EXERCISE:
Every record below should be repeated word for word, with the pictures left out.

[Opening AVAILABLE RECORDS section]

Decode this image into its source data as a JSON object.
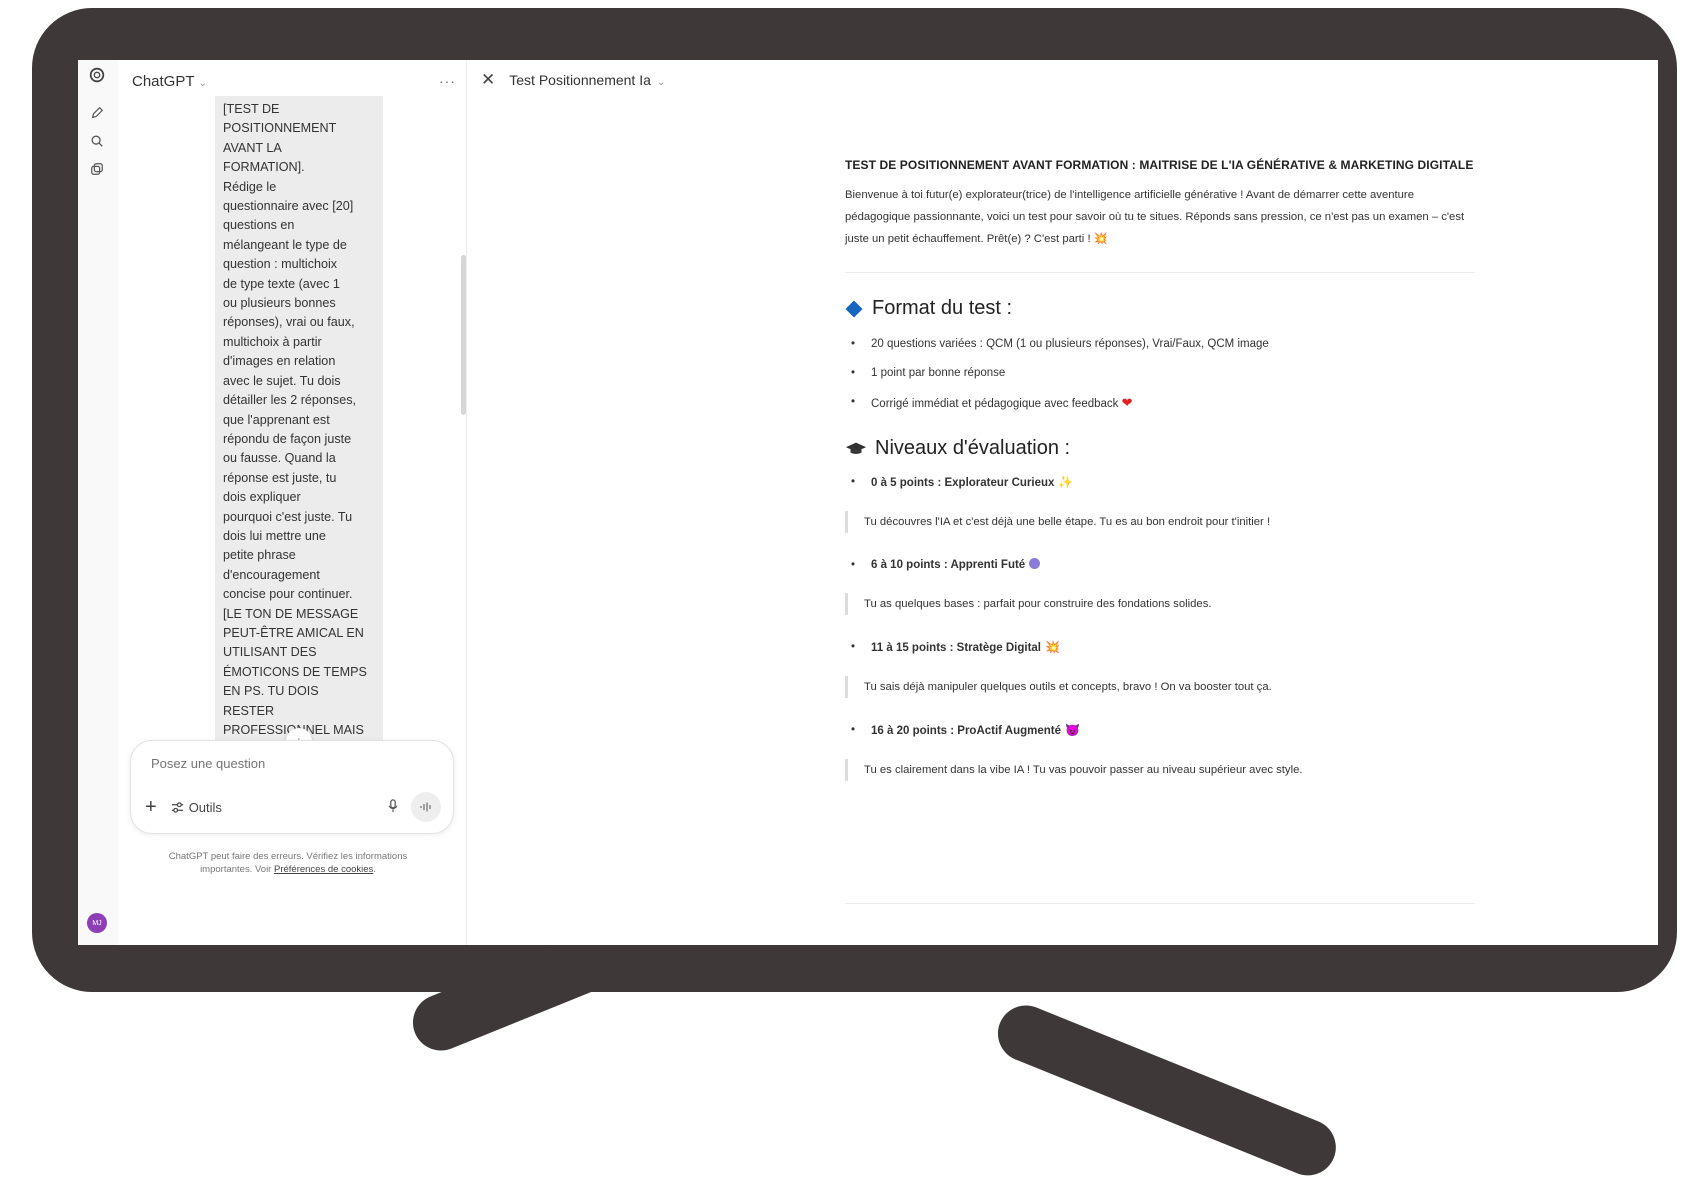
{
  "sidebar": {
    "title": "ChatGPT",
    "menu_icon": "more-horizontal-icon",
    "message_text": "[TEST DE\nPOSITIONNEMENT\nAVANT LA\nFORMATION].\nRédige le\nquestionnaire avec [20]\nquestions en\nmélangeant le type de\nquestion : multichoix\nde type texte (avec 1\nou plusieurs bonnes\nréponses), vrai ou faux,\nmultichoix à partir\nd'images en relation\navec le sujet. Tu dois\ndétailler les 2 réponses,\nque l'apprenant est\nrépondu de façon juste\nou fausse. Quand la\nréponse est juste, tu\ndois expliquer\npourquoi c'est juste. Tu\ndois lui mettre une\npetite phrase\nd'encouragement\nconcise pour continuer.\n[LE TON DE MESSAGE\nPEUT-ÊTRE AMICAL EN\nUTILISANT DES\nÉMOTICONS DE TEMPS\nEN  PS. TU DOIS\nRESTER\nPROFESSIONNEL MAIS",
    "composer_placeholder": "Posez une question",
    "tools_label": "Outils",
    "disclaimer_text": "ChatGPT peut faire des erreurs. Vérifiez les informations importantes. Voir",
    "disclaimer_link": "Préférences de cookies",
    "disclaimer_end": ".",
    "avatar_initials": "MJ"
  },
  "canvas": {
    "title": "Test Positionnement Ia",
    "heading": "TEST DE POSITIONNEMENT AVANT FORMATION : MAITRISE DE L'IA GÉNÉRATIVE & MARKETING DIGITALE",
    "intro": "Bienvenue à toi futur(e) explorateur(trice) de l'intelligence artificielle générative ! Avant de démarrer cette aventure pédagogique passionnante, voici un test pour savoir où tu te situes. Réponds sans pression, ce n'est pas un examen – c'est juste un petit échauffement. Prêt(e) ? C'est parti !",
    "intro_emoji": "💥",
    "format_title": "Format du test :",
    "format_items": [
      "20 questions variées : QCM (1 ou plusieurs réponses), Vrai/Faux, QCM image",
      "1 point par bonne réponse",
      "Corrigé immédiat et pédagogique avec feedback"
    ],
    "levels_title": "Niveaux d'évaluation :",
    "levels": [
      {
        "label": "0 à 5 points : Explorateur Curieux",
        "emoji": "✨",
        "desc": "Tu découvres l'IA et c'est déjà une belle étape. Tu es au bon endroit pour t'initier !"
      },
      {
        "label": "6 à 10 points : Apprenti Futé",
        "emoji": "",
        "desc": "Tu as quelques bases : parfait pour construire des fondations solides."
      },
      {
        "label": "11 à 15 points : Stratège Digital",
        "emoji": "💥",
        "desc": "Tu sais déjà manipuler quelques outils et concepts, bravo ! On va booster tout ça."
      },
      {
        "label": "16 à 20 points : ProActif Augmenté",
        "emoji": "😈",
        "desc": "Tu es clairement dans la vibe IA ! Tu vas pouvoir passer au niveau supérieur avec style."
      }
    ]
  }
}
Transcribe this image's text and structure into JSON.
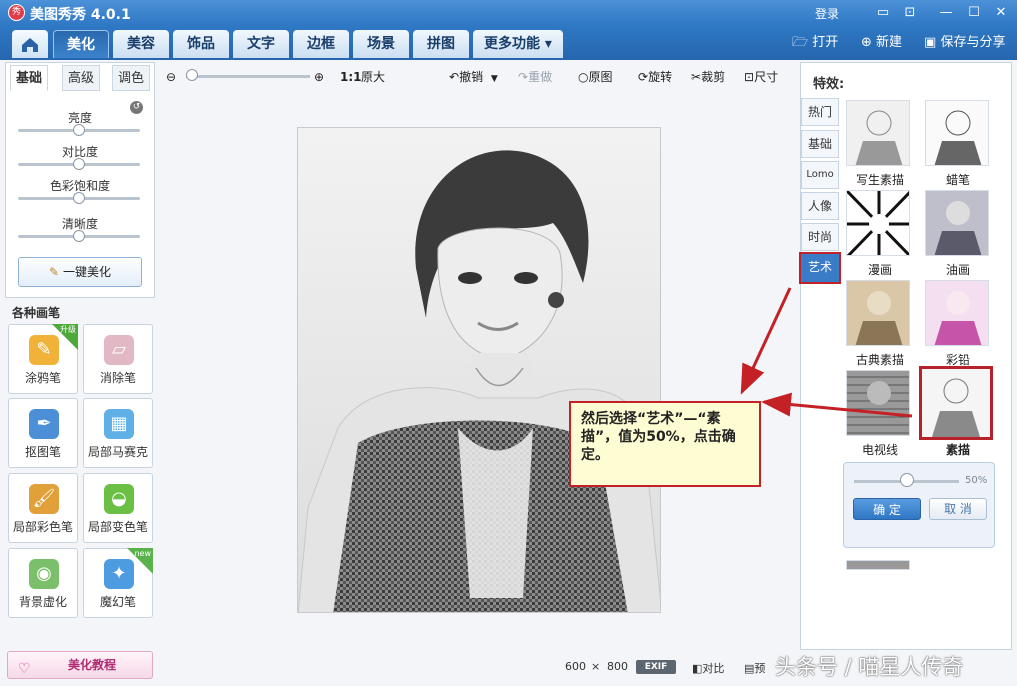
{
  "titlebar": {
    "logo_text": "秀",
    "title": "美图秀秀 4.0.1",
    "login": "登录",
    "btn_msg": "▭",
    "btn_skin": "⊡",
    "btn_min": "—",
    "btn_max": "☐",
    "btn_close": "✕"
  },
  "tabs": [
    {
      "label": "美化",
      "active": true
    },
    {
      "label": "美容"
    },
    {
      "label": "饰品"
    },
    {
      "label": "文字"
    },
    {
      "label": "边框"
    },
    {
      "label": "场景"
    },
    {
      "label": "拼图"
    },
    {
      "label": "更多功能 ▾"
    }
  ],
  "top_actions": {
    "open": "打开",
    "new": "新建",
    "save_share": "保存与分享"
  },
  "left": {
    "subtabs": [
      "基础",
      "高级",
      "调色"
    ],
    "sliders": [
      {
        "label": "亮度",
        "value": 0.5
      },
      {
        "label": "对比度",
        "value": 0.5
      },
      {
        "label": "色彩饱和度",
        "value": 0.5
      },
      {
        "label": "清晰度",
        "value": 0.5
      }
    ],
    "one_click": "一键美化",
    "brush_title": "各种画笔",
    "brushes": [
      {
        "label": "涂鸦笔",
        "badge": "升级"
      },
      {
        "label": "消除笔"
      },
      {
        "label": "抠图笔"
      },
      {
        "label": "局部马赛克"
      },
      {
        "label": "局部彩色笔"
      },
      {
        "label": "局部变色笔"
      },
      {
        "label": "背景虚化"
      },
      {
        "label": "魔幻笔",
        "badge": "new"
      }
    ],
    "tutorial": "美化教程"
  },
  "toolbar": {
    "zoom_ratio": "1:1",
    "original_size": "原大",
    "undo": "撤销",
    "redo": "重做",
    "original": "原图",
    "rotate": "旋转",
    "crop": "裁剪",
    "size": "尺寸"
  },
  "status": {
    "width": "600",
    "times": "×",
    "height": "800",
    "exif": "EXIF",
    "compare": "对比",
    "preview": "预"
  },
  "watermark": "头条号 / 喵星人传奇",
  "right": {
    "title": "特效:",
    "categories": [
      {
        "label": "热门"
      },
      {
        "label": "基础"
      },
      {
        "label": "Lomo"
      },
      {
        "label": "人像"
      },
      {
        "label": "时尚"
      },
      {
        "label": "艺术",
        "active": true
      }
    ],
    "effects": [
      {
        "label": "写生素描"
      },
      {
        "label": "蜡笔"
      },
      {
        "label": "漫画"
      },
      {
        "label": "油画"
      },
      {
        "label": "古典素描"
      },
      {
        "label": "彩铅"
      },
      {
        "label": "电视线"
      },
      {
        "label": "素描",
        "selected": true
      }
    ],
    "intensity": {
      "value": 0.5,
      "display": "50%"
    },
    "confirm": "确 定",
    "cancel": "取 消"
  },
  "callout": "然后选择“艺术”—“素描”，值为50%，点击确定。",
  "colors": {
    "title_blue": "#2f78c4",
    "accent_red": "#c42127",
    "callout_bg": "#fefcd2"
  }
}
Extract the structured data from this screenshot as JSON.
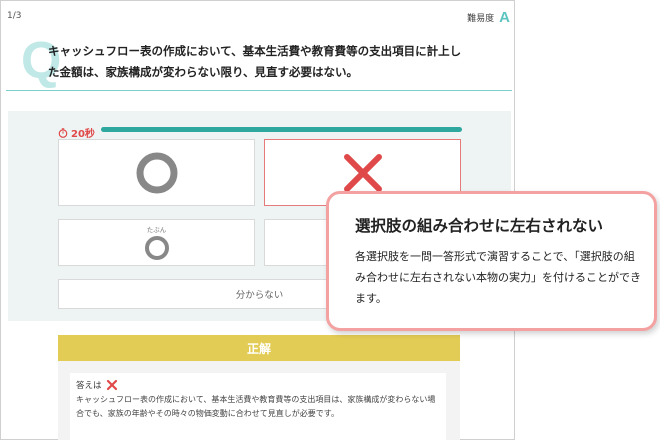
{
  "header": {
    "page_indicator": "1/3",
    "difficulty_label": "難易度",
    "difficulty_grade": "A"
  },
  "question": {
    "mark": "Q",
    "text": "キャッシュフロー表の作成において、基本生活費や教育費等の支出項目に計上した金額は、家族構成が変わらない限り、見直す必要はない。"
  },
  "timer": {
    "label": "20秒",
    "icon": "stopwatch-icon",
    "progress": 1.0
  },
  "choices": {
    "o_icon": "circle-icon",
    "x_icon": "cross-icon",
    "maybe_prefix": "たぶん",
    "dunno_label": "分からない"
  },
  "result": {
    "banner": "正解",
    "answer_label": "答えは",
    "answer_icon": "cross-icon",
    "explanation": "キャッシュフロー表の作成において、基本生活費や教育費等の支出項目は、家族構成が変わらない場合でも、家族の年齢やその時々の物価変動に合わせて見直しが必要です。"
  },
  "callout": {
    "title": "選択肢の組み合わせに左右されない",
    "body": "各選択肢を一問一答形式で演習することで、「選択肢の組み合わせに左右されない本物の実力」を付けることができます。"
  },
  "colors": {
    "accent_teal": "#2ea79f",
    "timer_red": "#e04949",
    "banner_yellow": "#e3cc55",
    "callout_border": "#f3a1a1"
  }
}
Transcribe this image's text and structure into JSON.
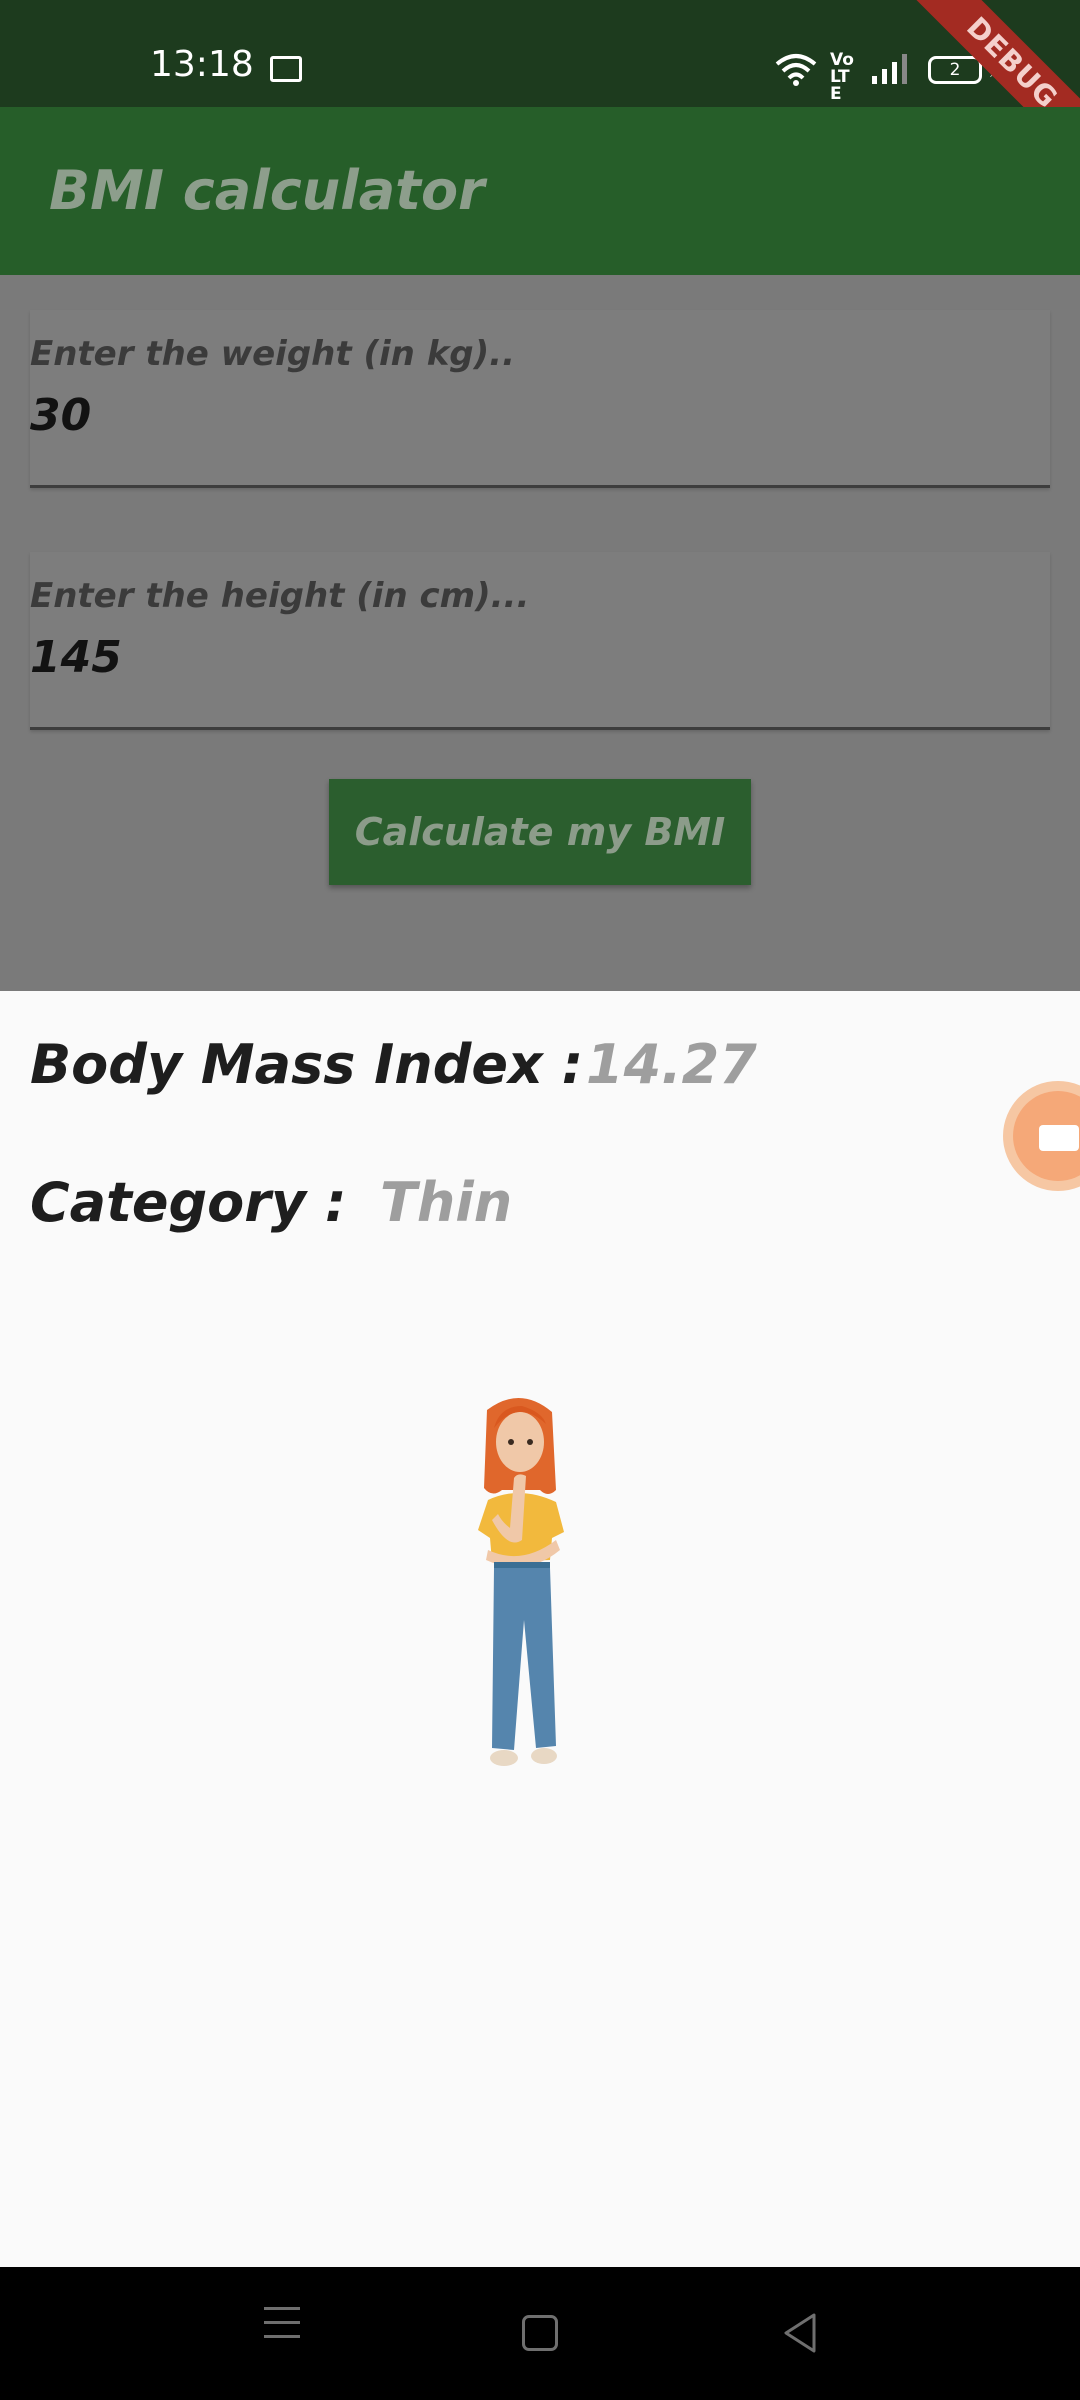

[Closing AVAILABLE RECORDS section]

EXERCISE ANSWER:
Decode this image into its source data as a JSON object.
{
  "sidebar": {
    "title": "ChatGPT",
    "menu_icon": "more-horizontal-icon",
    "message_text": "[TEST DE\nPOSITIONNEMENT\nAVANT LA\nFORMATION].\nRédige le\nquestionnaire avec [20]\nquestions en\nmélangeant le type de\nquestion : multichoix\nde type texte (avec 1\nou plusieurs bonnes\nréponses), vrai ou faux,\nmultichoix à partir\nd'images en relation\navec le sujet. Tu dois\ndétailler les 2 réponses,\nque l'apprenant est\nrépondu de façon juste\nou fausse. Quand la\nréponse est juste, tu\ndois expliquer\npourquoi c'est juste. Tu\ndois lui mettre une\npetite phrase\nd'encouragement\nconcise pour continuer.\n[LE TON DE MESSAGE\nPEUT-ÊTRE AMICAL EN\nUTILISANT DES\nÉMOTICONS DE TEMPS\nEN  PS. TU DOIS\nRESTER\nPROFESSIONNEL MAIS",
    "composer_placeholder": "Posez une question",
    "tools_label": "Outils",
    "disclaimer_text": "ChatGPT peut faire des erreurs. Vérifiez les informations importantes. Voir",
    "disclaimer_link": "Préférences de cookies",
    "disclaimer_end": ".",
    "avatar_initials": "MJ"
  },
  "canvas": {
    "title": "Test Positionnement Ia",
    "heading": "TEST DE POSITIONNEMENT AVANT FORMATION : MAITRISE DE L'IA GÉNÉRATIVE & MARKETING DIGITALE",
    "intro": "Bienvenue à toi futur(e) explorateur(trice) de l'intelligence artificielle générative ! Avant de démarrer cette aventure pédagogique passionnante, voici un test pour savoir où tu te situes. Réponds sans pression, ce n'est pas un examen – c'est juste un petit échauffement. Prêt(e) ? C'est parti !",
    "intro_emoji": "💥",
    "format_title": "Format du test :",
    "format_items": [
      "20 questions variées : QCM (1 ou plusieurs réponses), Vrai/Faux, QCM image",
      "1 point par bonne réponse",
      "Corrigé immédiat et pédagogique avec feedback"
    ],
    "levels_title": "Niveaux d'évaluation :",
    "levels": [
      {
        "label": "0 à 5 points : Explorateur Curieux",
        "emoji": "✨",
        "desc": "Tu découvres l'IA et c'est déjà une belle étape. Tu es au bon endroit pour t'initier !"
      },
      {
        "label": "6 à 10 points : Apprenti Futé",
        "emoji": "",
        "desc": "Tu as quelques bases : parfait pour construire des fondations solides."
      },
      {
        "label": "11 à 15 points : Stratège Digital",
        "emoji": "💥",
        "desc": "Tu sais déjà manipuler quelques outils et concepts, bravo ! On va booster tout ça."
      },
      {
        "label": "16 à 20 points : ProActif Augmenté",
        "emoji": "😈",
        "desc": "Tu es clairement dans la vibe IA ! Tu vas pouvoir passer au niveau supérieur avec style."
      }
    ]
  }
}
Transcribe this image's text and structure into JSON.
{
  "titlebar": {
    "logo_text": "秀",
    "title": "美图秀秀 4.0.1",
    "login": "登录",
    "btn_msg": "▭",
    "btn_skin": "⊡",
    "btn_min": "—",
    "btn_max": "☐",
    "btn_close": "✕"
  },
  "tabs": [
    {
      "label": "美化",
      "active": true
    },
    {
      "label": "美容"
    },
    {
      "label": "饰品"
    },
    {
      "label": "文字"
    },
    {
      "label": "边框"
    },
    {
      "label": "场景"
    },
    {
      "label": "拼图"
    },
    {
      "label": "更多功能 ▾"
    }
  ],
  "top_actions": {
    "open": "打开",
    "new": "新建",
    "save_share": "保存与分享"
  },
  "left": {
    "subtabs": [
      "基础",
      "高级",
      "调色"
    ],
    "sliders": [
      {
        "label": "亮度",
        "value": 0.5
      },
      {
        "label": "对比度",
        "value": 0.5
      },
      {
        "label": "色彩饱和度",
        "value": 0.5
      },
      {
        "label": "清晰度",
        "value": 0.5
      }
    ],
    "one_click": "一键美化",
    "brush_title": "各种画笔",
    "brushes": [
      {
        "label": "涂鸦笔",
        "badge": "升级"
      },
      {
        "label": "消除笔"
      },
      {
        "label": "抠图笔"
      },
      {
        "label": "局部马赛克"
      },
      {
        "label": "局部彩色笔"
      },
      {
        "label": "局部变色笔"
      },
      {
        "label": "背景虚化"
      },
      {
        "label": "魔幻笔",
        "badge": "new"
      }
    ],
    "tutorial": "美化教程"
  },
  "toolbar": {
    "zoom_ratio": "1:1",
    "original_size": "原大",
    "undo": "撤销",
    "redo": "重做",
    "original": "原图",
    "rotate": "旋转",
    "crop": "裁剪",
    "size": "尺寸"
  },
  "status": {
    "width": "600",
    "times": "×",
    "height": "800",
    "exif": "EXIF",
    "compare": "对比",
    "preview": "预"
  },
  "watermark": "头条号 / 喵星人传奇",
  "right": {
    "title": "特效:",
    "categories": [
      {
        "label": "热门"
      },
      {
        "label": "基础"
      },
      {
        "label": "Lomo"
      },
      {
        "label": "人像"
      },
      {
        "label": "时尚"
      },
      {
        "label": "艺术",
        "active": true
      }
    ],
    "effects": [
      {
        "label": "写生素描"
      },
      {
        "label": "蜡笔"
      },
      {
        "label": "漫画"
      },
      {
        "label": "油画"
      },
      {
        "label": "古典素描"
      },
      {
        "label": "彩铅"
      },
      {
        "label": "电视线"
      },
      {
        "label": "素描",
        "selected": true
      }
    ],
    "intensity": {
      "value": 0.5,
      "display": "50%"
    },
    "confirm": "确 定",
    "cancel": "取 消"
  },
  "callout": "然后选择“艺术”—“素描”，值为50%，点击确定。",
  "colors": {
    "title_blue": "#2f78c4",
    "accent_red": "#c42127",
    "callout_bg": "#fefcd2"
  }
}
Extract the structured data from this screenshot as JSON.
{
  "header": {
    "page_indicator": "1/3",
    "difficulty_label": "難易度",
    "difficulty_grade": "A"
  },
  "question": {
    "mark": "Q",
    "text": "キャッシュフロー表の作成において、基本生活費や教育費等の支出項目に計上した金額は、家族構成が変わらない限り、見直す必要はない。"
  },
  "timer": {
    "label": "20秒",
    "icon": "stopwatch-icon",
    "progress": 1.0
  },
  "choices": {
    "o_icon": "circle-icon",
    "x_icon": "cross-icon",
    "maybe_prefix": "たぶん",
    "dunno_label": "分からない"
  },
  "result": {
    "banner": "正解",
    "answer_label": "答えは",
    "answer_icon": "cross-icon",
    "explanation": "キャッシュフロー表の作成において、基本生活費や教育費等の支出項目は、家族構成が変わらない場合でも、家族の年齢やその時々の物価変動に合わせて見直しが必要です。"
  },
  "callout": {
    "title": "選択肢の組み合わせに左右されない",
    "body": "各選択肢を一問一答形式で演習することで、「選択肢の組み合わせに左右されない本物の実力」を付けることができます。"
  },
  "colors": {
    "accent_teal": "#2ea79f",
    "timer_red": "#e04949",
    "banner_yellow": "#e3cc55",
    "callout_border": "#f3a1a1"
  }
}
Transcribe this image's text and structure into JSON.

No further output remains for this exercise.